A soil pH meter is a handy little gadget that will let you know just how acidic your soil actually is.
In fact, knowing your soil acidity levels when looking at making adjustments to its pH is vital. This is because an increase of 1 on a soil pH meter translates to 10 times the acidity of the soil in chemistry terms and will directly affect your planting and growing capabilities in your garden.
How does a soil pH meter work?
A pH meter relies on a voltage test to determine hydrogen ion levels and thus pH.The more hydrogen ions in a solution, the more conductive it will be. So the more acidic a solution, the more electricity it will conduct. This is what the pH meter relies on.
In order for electricity to flow around a circuit, it must be complete. A pH tester circuit is completed by the test sample. The sample soil comes into contact with two electrodes which are found on the probe.
An electrode is a part of a circuit which comes into contact with non-metallic elements. The electrons travelling around the circuit are attracted to the electrodes’ membrane.pH meters have two electrodes, a glass electrode and a reference electrode. The glass electrode has a permeable membrane made from specialised glass, which houses a chemical solution and a silver-based wire.

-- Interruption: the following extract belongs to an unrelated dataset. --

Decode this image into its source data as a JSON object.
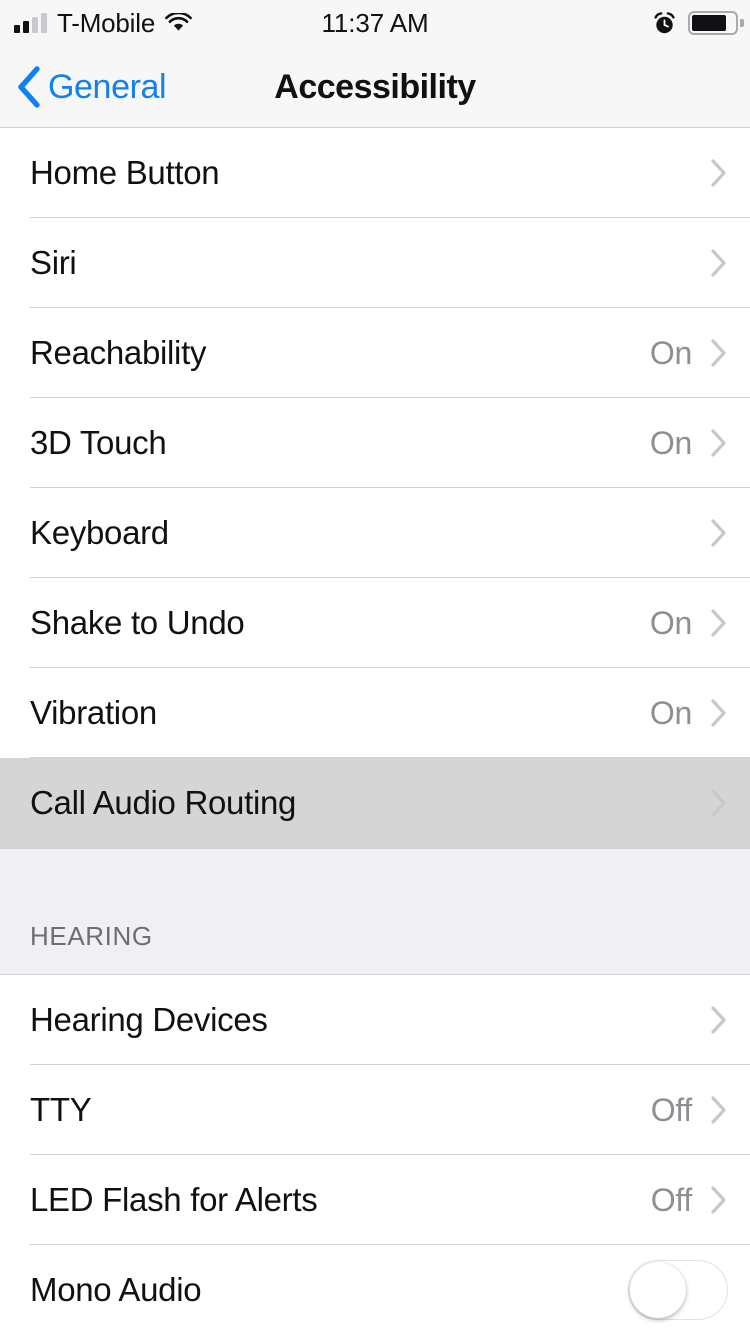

The reference electrode is also made up of a wire in a chemical solution.
The reference electrode is stable and works as a buffer and a reference against which the other electrode can be compared, and the pH determined.The glass electrode attracts the hydrogen ions. This then creates a small voltage which can be compared to the reference electrode.
The voltage difference between the two electrodes is then sent as a signal to the indicator, which is translated into a pH reading.For analogue pH meters this signal acts upon an electromagnetic coil which causes the needle to rotate about its hinge and give a pH reading on the scale.Digital pH meters require an analogue-to-digital converter to produce the number displayed on the LCD screen.
The reference electrode is calibrated before the devices are sold, which means it is set at a certain pH (generally 6.86 – close to neutral). Calibration is usually set using a buffer solution with a known pH, which the device can then be altered to.
Most basic soil pH meters cannot be calibrated after purchase. However, they can be placed in a buffer solution to check the device is indicating correctly. Buffer solutions are not widely available and can cost more than the meter itself, so this test is not usually deemed necessary.
pH meter results may be affected by temperature, but pH itself is temperature-dependent and so the results are a true reflection of these changes. However, the probes may also have slight discrepancies determined by temperature. These will be minimal but should be considered if an unexplained change occurs.